“Our family history goes back over 40 years with Robert and Gretchen, and I still get grief for NOT setting up the dressage arenas anymore (I was quite good at that actually!) From sunshine to rain to snow to fall foliage, I cannot think what it would have been without Waredaca, and what a pleasure it still is to work there and be ‘family.’”
“We purposely seek out competitors’ suggestions and care about constantly improving the standard of our Waredaca events,” Gretchen concluded. “We have an exceptional group of volunteers – our ‘extended family’ – all well-experienced in their roles and always ready for the next eventing competition. Riders and volunteers often recognize and acknowledge the other. This sense of friendly familiarity and community are important to everyone and promote a relaxed but proper competitive atmosphere. Adding this with our sincere commitment to quality and standard marks a definite difference to everyone.”
The USEA is profiling the history behind all USEA recognized events in the USEA Events A-Z series.
All the major contenders passed the eventing final horse inspection at the Tokyo Olympics and will carry on to contest the show jumping phase in a few hours’ time.
The ground jury (Nick Burton, GBR, Christina Klingspor, SWE, and the U.S.A.’s Jane Hamlin) and vets only failed to accept one horse - Fantastic Frieda, ridden by Poland’s Joanna Pawlak, who had completed the cross-country in 41st place with a refusal and 25.2 time-faults.
The FEI has announced that the Swiss horse Jet Set, ridden by Robin Godel has had to be euthanized after pulling up extremely lame on the Sea Forest Cross Country Course during Equestrian Eventing at the Olympic Games Tokyo 2020 on August 1, 2021.
In 2002, at the age of 15, I was at my Aunt and Uncle’s farm in Maine while Tremaine Cooper was there building some cross-country jumps. I helped him build a trakehner, not realizing that this day would set the course for my future. A few weeks later he called asking if I could help him at Millbrook Horse Trials. From there I helped Tremaine during most of my school vacations and throughout the summers. After graduating high school I kept at it never looking back. I lived the gypsy lifestyle for about six years going from coast to coast and event to event. In 2013 my wife Kathryn and I settled down in Lexington, Kentucky. These days I spend roughly 60-75 percent of my time on the road preparing events or building private schooling areas. I’ve had the privilege of being involved with some really great events around the states and have cultivated many friendships all over the country. In 2019 I was asked to be a part of Team Evans Olympic cross-country building crew. As I write this I am on my third trip to Tokyo. Here’s a day in Tokyo . . .

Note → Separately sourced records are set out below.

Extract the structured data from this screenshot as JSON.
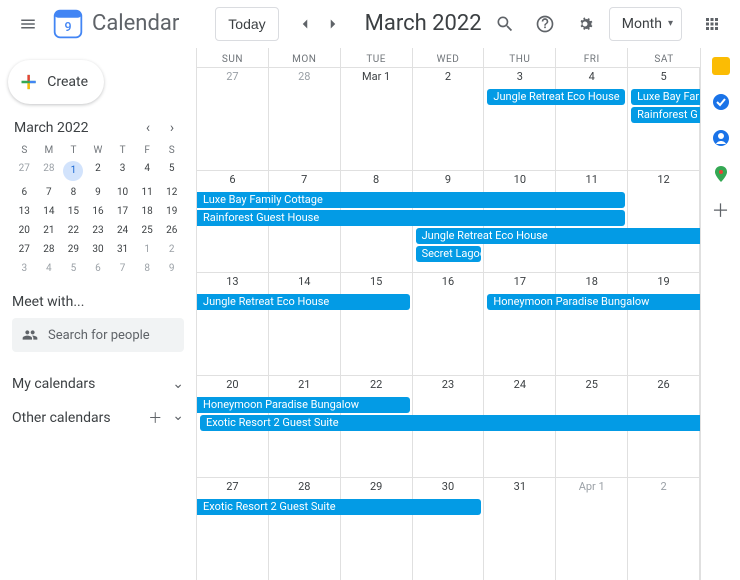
{
  "header": {
    "app_title": "Calendar",
    "today_label": "Today",
    "month_label": "March 2022",
    "view_label": "Month"
  },
  "sidebar": {
    "create_label": "Create",
    "mini_title": "March 2022",
    "day_heads": [
      "S",
      "M",
      "T",
      "W",
      "T",
      "F",
      "S"
    ],
    "mini_rows": [
      [
        {
          "n": "27",
          "o": true
        },
        {
          "n": "28",
          "o": true
        },
        {
          "n": "1",
          "today": true
        },
        {
          "n": "2"
        },
        {
          "n": "3"
        },
        {
          "n": "4"
        },
        {
          "n": "5"
        }
      ],
      [
        {
          "n": "6"
        },
        {
          "n": "7"
        },
        {
          "n": "8"
        },
        {
          "n": "9"
        },
        {
          "n": "10"
        },
        {
          "n": "11"
        },
        {
          "n": "12"
        }
      ],
      [
        {
          "n": "13"
        },
        {
          "n": "14"
        },
        {
          "n": "15"
        },
        {
          "n": "16"
        },
        {
          "n": "17"
        },
        {
          "n": "18"
        },
        {
          "n": "19"
        }
      ],
      [
        {
          "n": "20"
        },
        {
          "n": "21"
        },
        {
          "n": "22"
        },
        {
          "n": "23"
        },
        {
          "n": "24"
        },
        {
          "n": "25"
        },
        {
          "n": "26"
        }
      ],
      [
        {
          "n": "27"
        },
        {
          "n": "28"
        },
        {
          "n": "29"
        },
        {
          "n": "30"
        },
        {
          "n": "31"
        },
        {
          "n": "1",
          "o": true
        },
        {
          "n": "2",
          "o": true
        }
      ],
      [
        {
          "n": "3",
          "o": true
        },
        {
          "n": "4",
          "o": true
        },
        {
          "n": "5",
          "o": true
        },
        {
          "n": "6",
          "o": true
        },
        {
          "n": "7",
          "o": true
        },
        {
          "n": "8",
          "o": true
        },
        {
          "n": "9",
          "o": true
        }
      ]
    ],
    "meet_label": "Meet with...",
    "search_placeholder": "Search for people",
    "my_cal_label": "My calendars",
    "other_cal_label": "Other calendars"
  },
  "grid": {
    "weekday_heads": [
      "SUN",
      "MON",
      "TUE",
      "WED",
      "THU",
      "FRI",
      "SAT"
    ],
    "weeks": [
      {
        "days": [
          {
            "n": "27",
            "o": true
          },
          {
            "n": "28",
            "o": true
          },
          {
            "n": "Mar 1"
          },
          {
            "n": "2"
          },
          {
            "n": "3"
          },
          {
            "n": "4"
          },
          {
            "n": "5"
          }
        ],
        "events": [
          {
            "label": "Jungle Retreat Eco House",
            "start": 4,
            "span": 2,
            "row": 0
          },
          {
            "label": "Luxe Bay Far",
            "start": 6,
            "span": 1,
            "row": 0,
            "cont_right": true
          },
          {
            "label": "Rainforest G",
            "start": 6,
            "span": 1,
            "row": 1,
            "cont_right": true
          }
        ]
      },
      {
        "days": [
          {
            "n": "6"
          },
          {
            "n": "7"
          },
          {
            "n": "8"
          },
          {
            "n": "9"
          },
          {
            "n": "10"
          },
          {
            "n": "11"
          },
          {
            "n": "12"
          }
        ],
        "events": [
          {
            "label": "Luxe Bay Family Cottage",
            "start": 0,
            "span": 6,
            "row": 0,
            "cont_left": true
          },
          {
            "label": "Rainforest Guest House",
            "start": 0,
            "span": 6,
            "row": 1,
            "cont_left": true
          },
          {
            "label": "Jungle Retreat Eco House",
            "start": 3,
            "span": 4,
            "row": 2,
            "cont_right": true
          },
          {
            "label": "Secret Lagoo",
            "start": 3,
            "span": 1,
            "row": 3
          }
        ]
      },
      {
        "days": [
          {
            "n": "13"
          },
          {
            "n": "14"
          },
          {
            "n": "15"
          },
          {
            "n": "16"
          },
          {
            "n": "17"
          },
          {
            "n": "18"
          },
          {
            "n": "19"
          }
        ],
        "events": [
          {
            "label": "Jungle Retreat Eco House",
            "start": 0,
            "span": 3,
            "row": 0,
            "cont_left": true
          },
          {
            "label": "Honeymoon Paradise Bungalow",
            "start": 4,
            "span": 3,
            "row": 0,
            "cont_right": true
          }
        ]
      },
      {
        "days": [
          {
            "n": "20"
          },
          {
            "n": "21"
          },
          {
            "n": "22"
          },
          {
            "n": "23"
          },
          {
            "n": "24"
          },
          {
            "n": "25"
          },
          {
            "n": "26"
          }
        ],
        "events": [
          {
            "label": "Honeymoon Paradise Bungalow",
            "start": 0,
            "span": 3,
            "row": 0,
            "cont_left": true
          },
          {
            "label": "Exotic Resort 2 Guest Suite",
            "start": 0,
            "span": 7,
            "row": 1,
            "cont_right": true
          }
        ]
      },
      {
        "days": [
          {
            "n": "27"
          },
          {
            "n": "28"
          },
          {
            "n": "29"
          },
          {
            "n": "30"
          },
          {
            "n": "31"
          },
          {
            "n": "Apr 1",
            "o": true
          },
          {
            "n": "2",
            "o": true
          }
        ],
        "events": [
          {
            "label": "Exotic Resort 2 Guest Suite",
            "start": 0,
            "span": 4,
            "row": 0,
            "cont_left": true
          }
        ]
      }
    ]
  },
  "colors": {
    "event": "#039be5"
  }
}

The British team cemented their gold medal position at the Tokyo Olympics with three magnificent cross-country performances, all clear inside the time. Added to that, their first rider, Oliver Townend, holds pole position individually after the dressage leader, Germany’s Michael Jung, picked up 11 penalties for triggering a frangible device.